▶ Entries from a dataset of interfaces

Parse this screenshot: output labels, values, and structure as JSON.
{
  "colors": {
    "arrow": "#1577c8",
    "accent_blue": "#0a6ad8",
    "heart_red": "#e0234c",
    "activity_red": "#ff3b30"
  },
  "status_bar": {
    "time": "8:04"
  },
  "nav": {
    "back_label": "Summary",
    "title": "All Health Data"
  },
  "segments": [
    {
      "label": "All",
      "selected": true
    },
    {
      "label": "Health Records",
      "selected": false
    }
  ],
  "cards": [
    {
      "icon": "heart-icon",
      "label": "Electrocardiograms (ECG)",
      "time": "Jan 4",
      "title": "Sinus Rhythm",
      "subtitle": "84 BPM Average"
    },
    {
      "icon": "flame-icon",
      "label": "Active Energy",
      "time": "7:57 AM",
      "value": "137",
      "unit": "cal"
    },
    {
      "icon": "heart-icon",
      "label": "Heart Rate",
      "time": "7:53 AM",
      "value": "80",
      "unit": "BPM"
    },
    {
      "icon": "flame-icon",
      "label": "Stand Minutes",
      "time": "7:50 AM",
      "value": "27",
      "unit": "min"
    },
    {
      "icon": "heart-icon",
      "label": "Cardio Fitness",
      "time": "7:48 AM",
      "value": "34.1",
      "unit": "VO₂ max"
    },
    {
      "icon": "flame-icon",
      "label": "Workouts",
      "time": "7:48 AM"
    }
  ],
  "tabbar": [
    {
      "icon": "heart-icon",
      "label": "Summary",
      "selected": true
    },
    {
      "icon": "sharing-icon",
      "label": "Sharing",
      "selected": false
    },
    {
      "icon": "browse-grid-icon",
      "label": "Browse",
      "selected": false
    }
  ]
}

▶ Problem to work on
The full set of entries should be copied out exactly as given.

▶ Answer to this exercise
Parse this screenshot: output labels, values, and structure as JSON.
{
  "colors": {
    "arrow": "#1577c8",
    "accent_blue": "#0a6ad8",
    "heart_red": "#e0234c",
    "activity_red": "#ff3b30"
  },
  "status_bar": {
    "time": "8:04"
  },
  "nav": {
    "back_label": "Summary",
    "title": "All Health Data"
  },
  "segments": [
    {
      "label": "All",
      "selected": true
    },
    {
      "label": "Health Records",
      "selected": false
    }
  ],
  "cards": [
    {
      "icon": "heart-icon",
      "label": "Electrocardiograms (ECG)",
      "time": "Jan 4",
      "title": "Sinus Rhythm",
      "subtitle": "84 BPM Average"
    },
    {
      "icon": "flame-icon",
      "label": "Active Energy",
      "time": "7:57 AM",
      "value": "137",
      "unit": "cal"
    },
    {
      "icon": "heart-icon",
      "label": "Heart Rate",
      "time": "7:53 AM",
      "value": "80",
      "unit": "BPM"
    },
    {
      "icon": "flame-icon",
      "label": "Stand Minutes",
      "time": "7:50 AM",
      "value": "27",
      "unit": "min"
    },
    {
      "icon": "heart-icon",
      "label": "Cardio Fitness",
      "time": "7:48 AM",
      "value": "34.1",
      "unit": "VO₂ max"
    },
    {
      "icon": "flame-icon",
      "label": "Workouts",
      "time": "7:48 AM"
    }
  ],
  "tabbar": [
    {
      "icon": "heart-icon",
      "label": "Summary",
      "selected": true
    },
    {
      "icon": "sharing-icon",
      "label": "Sharing",
      "selected": false
    },
    {
      "icon": "browse-grid-icon",
      "label": "Browse",
      "selected": false
    }
  ]
}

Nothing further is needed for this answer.